Raw data:
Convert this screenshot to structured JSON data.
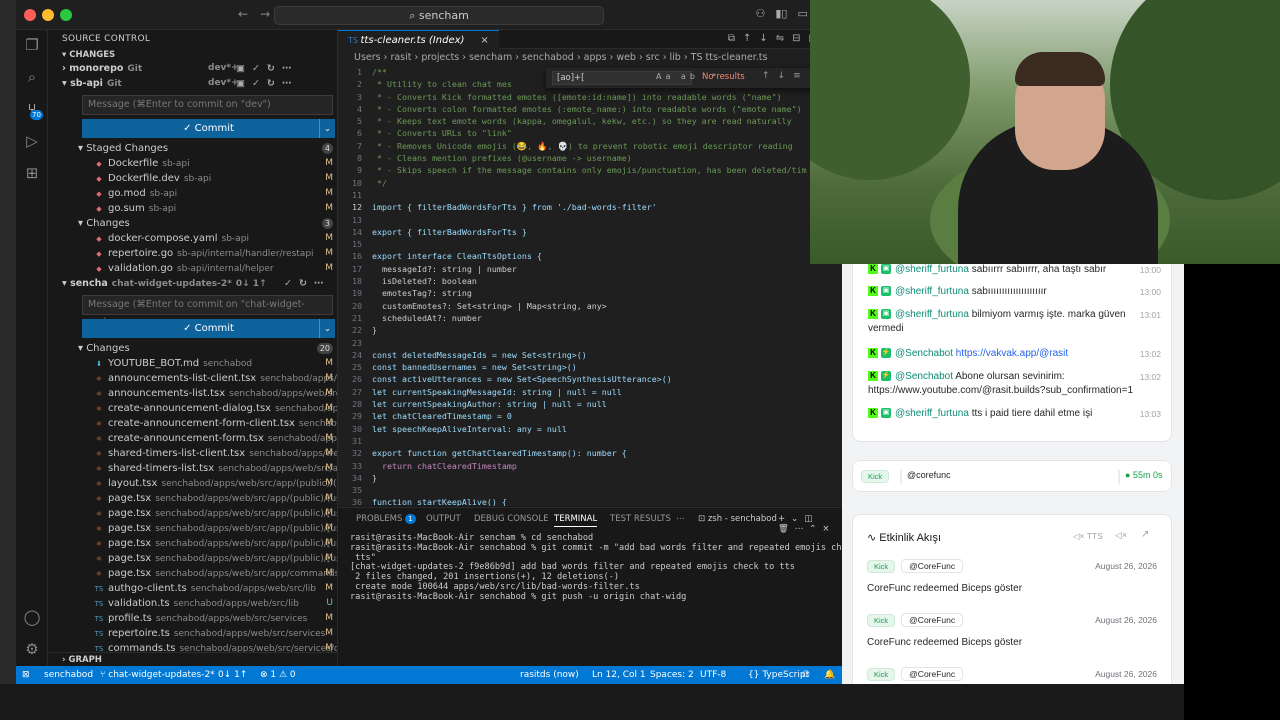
{
  "window": {
    "search": "sencham",
    "nav_back": "←",
    "nav_fwd": "→"
  },
  "sidebar": {
    "title": "SOURCE CONTROL",
    "changes_header": "CHANGES",
    "repos": [
      {
        "name": "monorepo",
        "type": "Git",
        "branch": "dev*+"
      },
      {
        "name": "sb-api",
        "type": "Git",
        "branch": "dev*+"
      }
    ],
    "sbapi_message_placeholder": "Message (⌘Enter to commit on \"dev\")",
    "commit_label": "✓ Commit",
    "staged_header": "Staged Changes",
    "staged_count": "4",
    "staged": [
      {
        "file": "Dockerfile",
        "path": "sb-api",
        "status": "M"
      },
      {
        "file": "Dockerfile.dev",
        "path": "sb-api",
        "status": "M"
      },
      {
        "file": "go.mod",
        "path": "sb-api",
        "status": "M"
      },
      {
        "file": "go.sum",
        "path": "sb-api",
        "status": "M"
      }
    ],
    "changes_label": "Changes",
    "changes_count": "3",
    "changes": [
      {
        "file": "docker-compose.yaml",
        "path": "sb-api",
        "status": "M"
      },
      {
        "file": "repertoire.go",
        "path": "sb-api/internal/handler/restapi",
        "status": "M"
      },
      {
        "file": "validation.go",
        "path": "sb-api/internal/helper",
        "status": "M"
      }
    ],
    "sencha_repo": {
      "name": "sencha",
      "branch": "chat-widget-updates-2*",
      "sync": "0↓ 1↑"
    },
    "sencha_message_placeholder": "Message (⌘Enter to commit on \"chat-widget-upda...",
    "sencha_changes_count": "20",
    "sencha_changes": [
      {
        "file": "YOUTUBE_BOT.md",
        "path": "senchabod",
        "status": "M",
        "icon": "d"
      },
      {
        "file": "announcements-list-client.tsx",
        "path": "senchabod/apps/web/sr...",
        "status": "M",
        "icon": "r"
      },
      {
        "file": "announcements-list.tsx",
        "path": "senchabod/apps/web/src/app/(...",
        "status": "M",
        "icon": "r"
      },
      {
        "file": "create-announcement-dialog.tsx",
        "path": "senchabod/apps/web...",
        "status": "M",
        "icon": "r"
      },
      {
        "file": "create-announcement-form-client.tsx",
        "path": "senchabod/app...",
        "status": "M",
        "icon": "r"
      },
      {
        "file": "create-announcement-form.tsx",
        "path": "senchabod/apps/web/...",
        "status": "M",
        "icon": "r"
      },
      {
        "file": "shared-timers-list-client.tsx",
        "path": "senchabod/apps/web/sr...",
        "status": "M",
        "icon": "r"
      },
      {
        "file": "shared-timers-list.tsx",
        "path": "senchabod/apps/web/src/app/(pr...",
        "status": "M",
        "icon": "r"
      },
      {
        "file": "layout.tsx",
        "path": "senchabod/apps/web/src/app/(public)/(userna...",
        "status": "M",
        "icon": "r"
      },
      {
        "file": "page.tsx",
        "path": "senchabod/apps/web/src/app/(public)/(userna...",
        "status": "M",
        "icon": "r"
      },
      {
        "file": "page.tsx",
        "path": "senchabod/apps/web/src/app/(public)/[userna...",
        "status": "M",
        "icon": "r"
      },
      {
        "file": "page.tsx",
        "path": "senchabod/apps/web/src/app/(public)/[userna...",
        "status": "M",
        "icon": "r"
      },
      {
        "file": "page.tsx",
        "path": "senchabod/apps/web/src/app/(public)/[userna...",
        "status": "M",
        "icon": "r"
      },
      {
        "file": "page.tsx",
        "path": "senchabod/apps/web/src/app/(public)/[userna...",
        "status": "M",
        "icon": "r"
      },
      {
        "file": "page.tsx",
        "path": "senchabod/apps/web/src/app/commands/[chan...",
        "status": "M",
        "icon": "r"
      },
      {
        "file": "authgo-client.ts",
        "path": "senchabod/apps/web/src/lib",
        "status": "M",
        "icon": "t"
      },
      {
        "file": "validation.ts",
        "path": "senchabod/apps/web/src/lib",
        "status": "U",
        "icon": "t"
      },
      {
        "file": "profile.ts",
        "path": "senchabod/apps/web/src/services",
        "status": "M",
        "icon": "t"
      },
      {
        "file": "repertoire.ts",
        "path": "senchabod/apps/web/src/services",
        "status": "M",
        "icon": "t"
      },
      {
        "file": "commands.ts",
        "path": "senchabod/apps/web/src/services/queries",
        "status": "M",
        "icon": "t"
      }
    ],
    "graph_label": "GRAPH"
  },
  "editor": {
    "tab_title": "tts-cleaner.ts (Index)",
    "breadcrumb": "Users  ›  rasit  ›  projects  ›  sencham  ›  senchabod  ›  apps  ›  web  ›  src  ›  lib  ›  TS tts-cleaner.ts",
    "find_query": "[ao]+[",
    "find_result": "No results",
    "lines": [
      "/**",
      " * Utility to clean chat mes",
      " * - Converts Kick formatted emotes ([emote:id:name]) into readable words (\"name\")",
      " * - Converts colon formatted emotes (:emote_name:) into readable words (\"emote name\")",
      " * - Keeps text emote words (kappa, omegalul, kekw, etc.) so they are read naturally",
      " * - Converts URLs to \"link\"",
      " * - Removes Unicode emojis (😂, 🔥, 💀) to prevent robotic emoji descriptor reading",
      " * - Cleans mention prefixes (@username -> username)",
      " * - Skips speech if the message contains only emojis/punctuation, has been deleted/tim",
      " */",
      "",
      "import { filterBadWordsForTts } from './bad-words-filter'",
      "",
      "export { filterBadWordsForTts }",
      "",
      "export interface CleanTtsOptions {",
      "  messageId?: string | number",
      "  isDeleted?: boolean",
      "  emotesTag?: string",
      "  customEmotes?: Set<string> | Map<string, any>",
      "  scheduledAt?: number",
      "}",
      "",
      "const deletedMessageIds = new Set<string>()",
      "const bannedUsernames = new Set<string>()",
      "const activeUtterances = new Set<SpeechSynthesisUtterance>()",
      "let currentSpeakingMessageId: string | null = null",
      "let currentSpeakingAuthor: string | null = null",
      "let chatClearedTimestamp = 0",
      "let speechKeepAliveInterval: any = null",
      "",
      "export function getChatClearedTimestamp(): number {",
      "  return chatClearedTimestamp",
      "}",
      "",
      "function startKeepAlive() {"
    ]
  },
  "panel": {
    "tabs": [
      "PROBLEMS",
      "OUTPUT",
      "DEBUG CONSOLE",
      "TERMINAL",
      "TEST RESULTS"
    ],
    "problems_count": "1",
    "terminal_name": "zsh - senchabod",
    "terminal": "rasit@rasits-MacBook-Air sencham % cd senchabod\nrasit@rasits-MacBook-Air senchabod % git commit -m \"add bad words filter and repeated emojis check to\n tts\"\n[chat-widget-updates-2 f9e86b9d] add bad words filter and repeated emojis check to tts\n 2 files changed, 201 insertions(+), 12 deletions(-)\n create mode 100644 apps/web/src/lib/bad-words-filter.ts\nrasit@rasits-MacBook-Air senchabod % git push -u origin chat-widg"
  },
  "statusbar": {
    "repo": "senchabod",
    "branch": "chat-widget-updates-2*",
    "sync": "0↓ 1↑",
    "problems": "⊗ 1  ⚠ 0",
    "user": "rasitds (now)",
    "position": "Ln 12, Col 1",
    "spaces": "Spaces: 2",
    "encoding": "UTF-8",
    "language": "TypeScript"
  },
  "chat": {
    "messages": [
      {
        "user": "@sheriff_furtuna",
        "text": "sabıırrr sabıırrr, aha taştı sabır",
        "time": "13:00"
      },
      {
        "user": "@sheriff_furtuna",
        "text": "sabıııııııııııııııııııır",
        "time": "13:00"
      },
      {
        "user": "@sheriff_furtuna",
        "text": "bilmiyom varmış işte. marka güven vermedi",
        "time": "13:01"
      },
      {
        "user": "@Senchabot",
        "text": "https://vakvak.app/@rasit",
        "time": "13:02"
      },
      {
        "user": "@Senchabot",
        "text": "Abone olursan sevinirim: https://www.youtube.com/@rasit.builds?sub_confirmation=1",
        "time": "13:02"
      },
      {
        "user": "@sheriff_furtuna",
        "text": "tts i paid tiere dahil etme işi",
        "time": "13:03"
      }
    ],
    "platform": "Kick",
    "channel": "@corefunc",
    "live_time": "● 55m 0s"
  },
  "activity": {
    "title": "Etkinlik Akışı",
    "tts_toggle": "TTS",
    "events": [
      {
        "platform": "Kick",
        "user": "@CoreFunc",
        "date": "August 26, 2026",
        "text": "CoreFunc redeemed Biceps göster"
      },
      {
        "platform": "Kick",
        "user": "@CoreFunc",
        "date": "August 26, 2026",
        "text": "CoreFunc redeemed Biceps göster"
      },
      {
        "platform": "Kick",
        "user": "@CoreFunc",
        "date": "August 26, 2026",
        "text": ""
      }
    ]
  },
  "colors": {
    "accent": "#0078d4",
    "kick": "#53fc18",
    "mention": "#0d8a74"
  }
}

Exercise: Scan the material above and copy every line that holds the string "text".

Response below:
      " * - Keeps text emote words (kappa, omegalul, kekw, etc.) so they are read naturally",
        "text": "sabıırrr sabıırrr, aha taştı sabır",
        "text": "sabıııııııııııııııııııır",
        "text": "bilmiyom varmış işte. marka güven vermedi",
        "text": "https://vakvak.app/@rasit",
        "text": "Abone olursan sevinirim: https://www.youtube.com/@rasit.builds?sub_confirmation=1",
        "text": "tts i paid tiere dahil etme işi",
        "text": "CoreFunc redeemed Biceps göster"
        "text": "CoreFunc redeemed Biceps göster"
        "text": ""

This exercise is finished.